Task brief
Among the entries that follow, find every line with the word "title" and copy it.

##### Input for this task #####

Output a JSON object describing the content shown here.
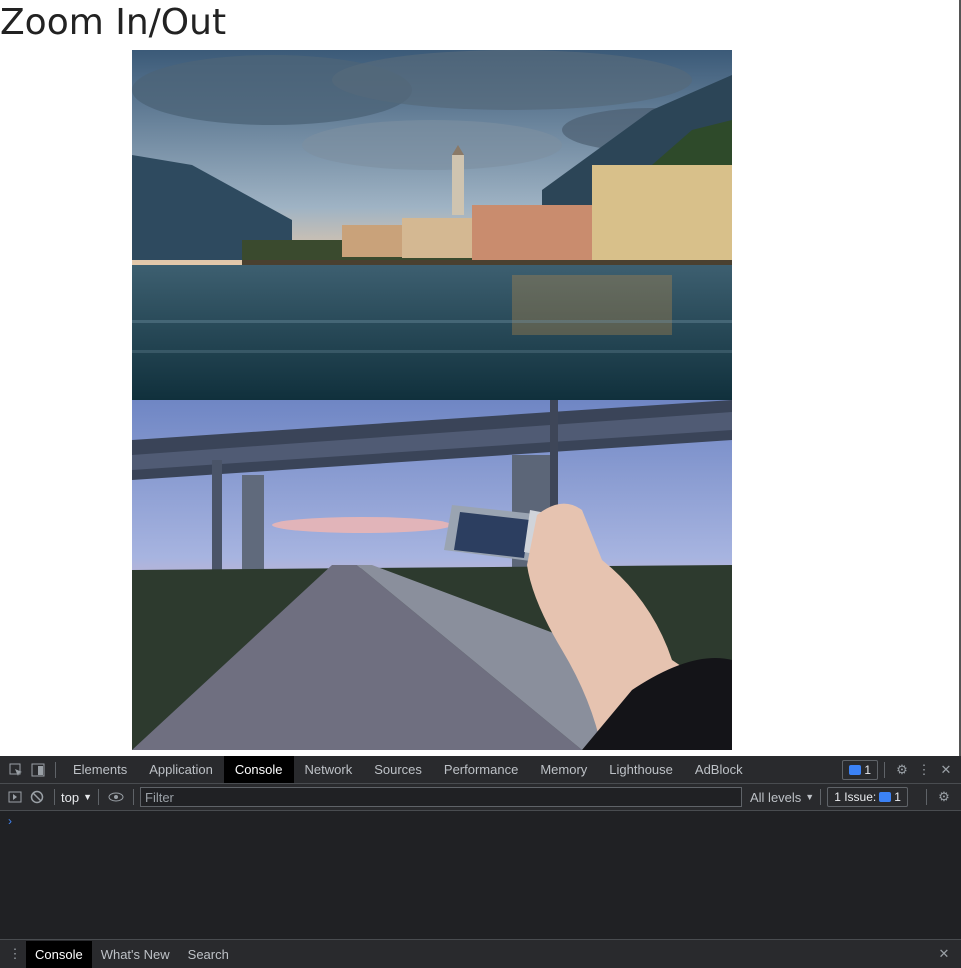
{
  "page": {
    "title": "Zoom In/Out"
  },
  "devtools": {
    "tabs": [
      {
        "label": "Elements"
      },
      {
        "label": "Application"
      },
      {
        "label": "Console"
      },
      {
        "label": "Network"
      },
      {
        "label": "Sources"
      },
      {
        "label": "Performance"
      },
      {
        "label": "Memory"
      },
      {
        "label": "Lighthouse"
      },
      {
        "label": "AdBlock"
      }
    ],
    "active_tab": "Console",
    "message_count": "1",
    "toolbar": {
      "context": "top",
      "filter_placeholder": "Filter",
      "levels": "All levels",
      "issues_label": "1 Issue:",
      "issues_count": "1"
    },
    "prompt_symbol": "›",
    "drawer": {
      "tabs": [
        {
          "label": "Console"
        },
        {
          "label": "What's New"
        },
        {
          "label": "Search"
        }
      ]
    }
  }
}
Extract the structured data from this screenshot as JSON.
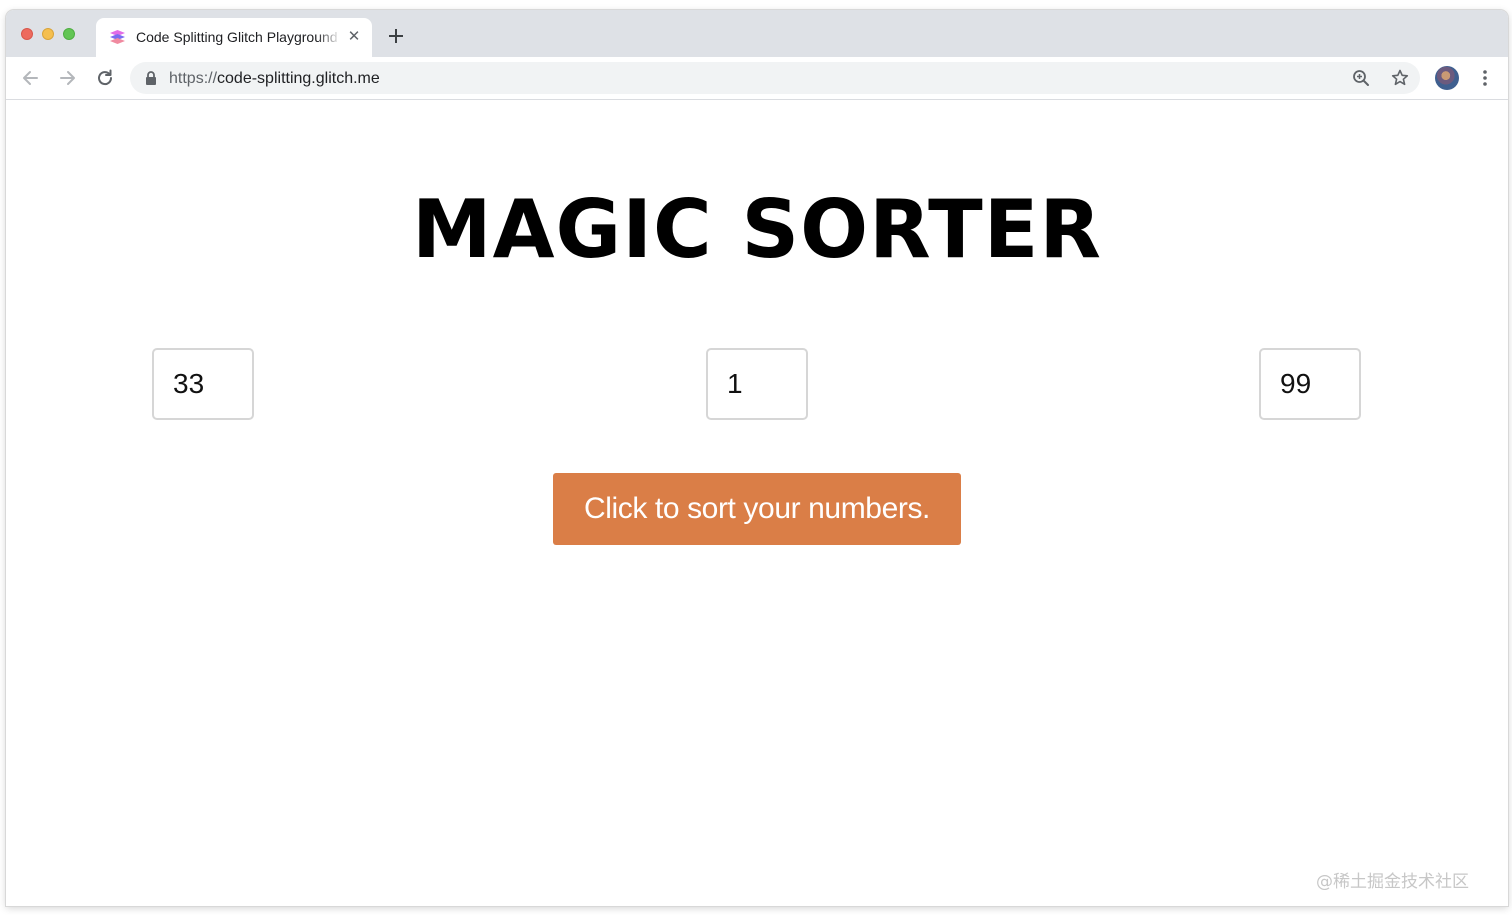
{
  "browser": {
    "tab": {
      "title": "Code Splitting Glitch Playground",
      "close_glyph": "✕",
      "favicon": "glitch-favicon-icon"
    },
    "new_tab_icon": "plus-icon",
    "url_scheme": "https://",
    "url_host": "code-splitting.glitch.me",
    "icons": {
      "back": "arrow-left-icon",
      "forward": "arrow-right-icon",
      "reload": "reload-icon",
      "lock": "lock-icon",
      "zoom": "zoom-icon",
      "bookmark": "star-icon",
      "menu": "kebab-menu-icon"
    }
  },
  "page": {
    "title": "MAGIC SORTER",
    "inputs": [
      "33",
      "1",
      "99"
    ],
    "button_label": "Click to sort your numbers.",
    "button_color": "#da7e47"
  },
  "watermark": "@稀土掘金技术社区"
}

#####

Output for this exercise
    "title": "Zoom In/Out"
      "title": "Code Splitting Glitch Playground",
    "title": "MAGIC SORTER",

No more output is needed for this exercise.